━━━━━ Stored data ━━━━━
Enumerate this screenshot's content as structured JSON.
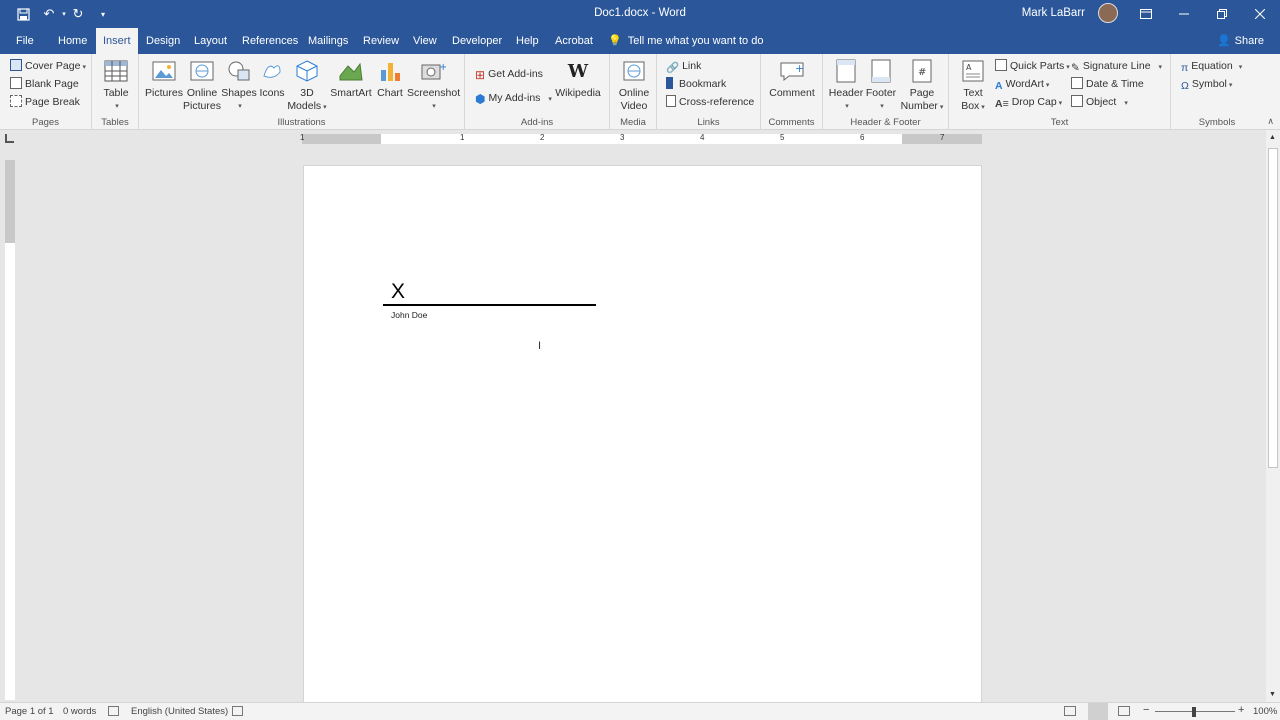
{
  "window": {
    "title": "Doc1.docx  -  Word",
    "user": "Mark LaBarr"
  },
  "tabs": [
    {
      "label": "File"
    },
    {
      "label": "Home"
    },
    {
      "label": "Insert"
    },
    {
      "label": "Design"
    },
    {
      "label": "Layout"
    },
    {
      "label": "References"
    },
    {
      "label": "Mailings"
    },
    {
      "label": "Review"
    },
    {
      "label": "View"
    },
    {
      "label": "Developer"
    },
    {
      "label": "Help"
    },
    {
      "label": "Acrobat"
    }
  ],
  "tell_me": "Tell me what you want to do",
  "share": "Share",
  "ribbon": {
    "pages": {
      "label": "Pages",
      "cover": "Cover Page",
      "blank": "Blank Page",
      "break": "Page Break"
    },
    "tables": {
      "label": "Tables",
      "table": "Table"
    },
    "illustrations": {
      "label": "Illustrations",
      "pictures": "Pictures",
      "online_pictures_1": "Online",
      "online_pictures_2": "Pictures",
      "shapes": "Shapes",
      "icons": "Icons",
      "models_1": "3D",
      "models_2": "Models",
      "smartart": "SmartArt",
      "chart": "Chart",
      "screenshot": "Screenshot"
    },
    "addins": {
      "label": "Add-ins",
      "get": "Get Add-ins",
      "my": "My Add-ins",
      "wikipedia": "Wikipedia"
    },
    "media": {
      "label": "Media",
      "online_video_1": "Online",
      "online_video_2": "Video"
    },
    "links": {
      "label": "Links",
      "link": "Link",
      "bookmark": "Bookmark",
      "crossref": "Cross-reference"
    },
    "comments": {
      "label": "Comments",
      "comment": "Comment"
    },
    "header_footer": {
      "label": "Header & Footer",
      "header": "Header",
      "footer": "Footer",
      "page_number_1": "Page",
      "page_number_2": "Number"
    },
    "text": {
      "label": "Text",
      "textbox_1": "Text",
      "textbox_2": "Box",
      "quick_parts": "Quick Parts",
      "wordart": "WordArt",
      "drop_cap": "Drop Cap",
      "signature_line": "Signature Line",
      "date_time": "Date & Time",
      "object": "Object"
    },
    "symbols": {
      "label": "Symbols",
      "equation": "Equation",
      "symbol": "Symbol"
    }
  },
  "ruler_numbers": [
    "1",
    "1",
    "2",
    "3",
    "4",
    "5",
    "6",
    "7"
  ],
  "document": {
    "signature_x": "X",
    "signer_name": "John Doe"
  },
  "status": {
    "page": "Page 1 of 1",
    "words": "0 words",
    "language": "English (United States)",
    "zoom": "100%"
  },
  "colors": {
    "accent": "#2b579a",
    "ribbon_bg": "#f3f3f3",
    "canvas_bg": "#e6e6e6"
  }
}
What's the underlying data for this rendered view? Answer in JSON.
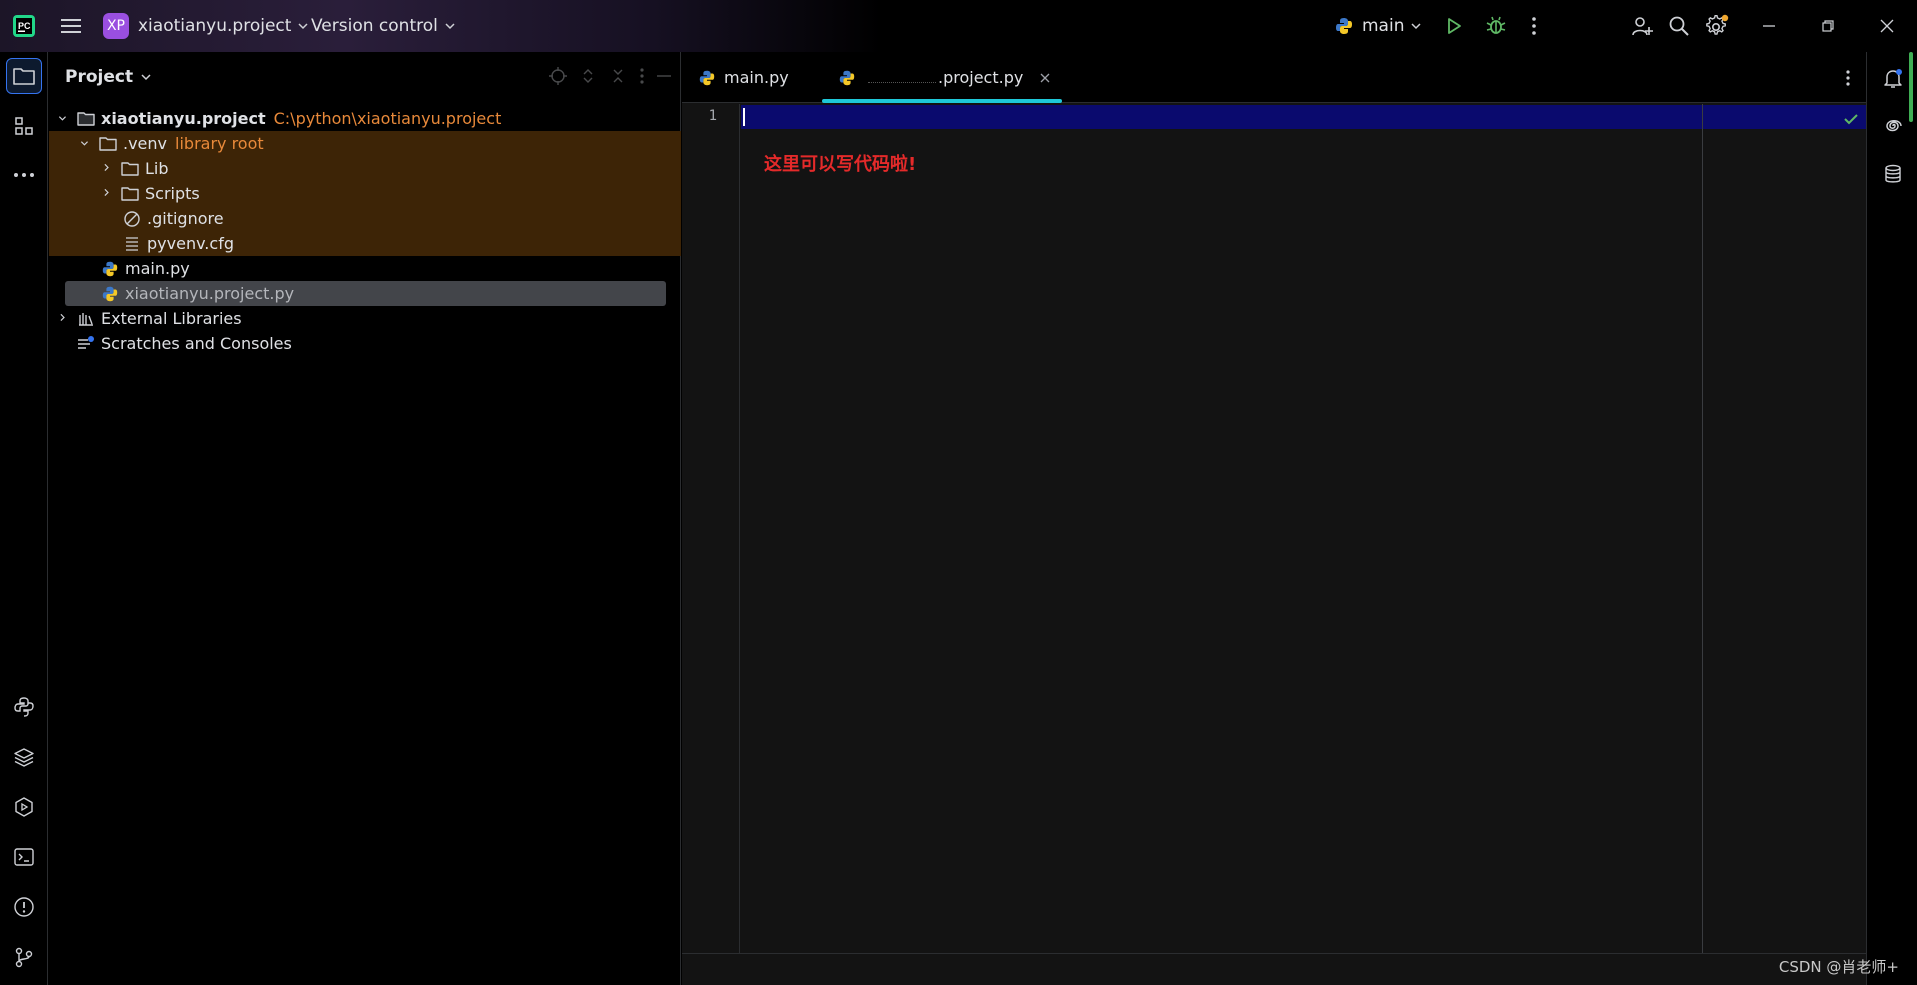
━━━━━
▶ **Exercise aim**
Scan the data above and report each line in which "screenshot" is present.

▶ **Solution to the problem**
Enumerate this screenshot's content as structured JSON.
      "screenshot": "Screenshot"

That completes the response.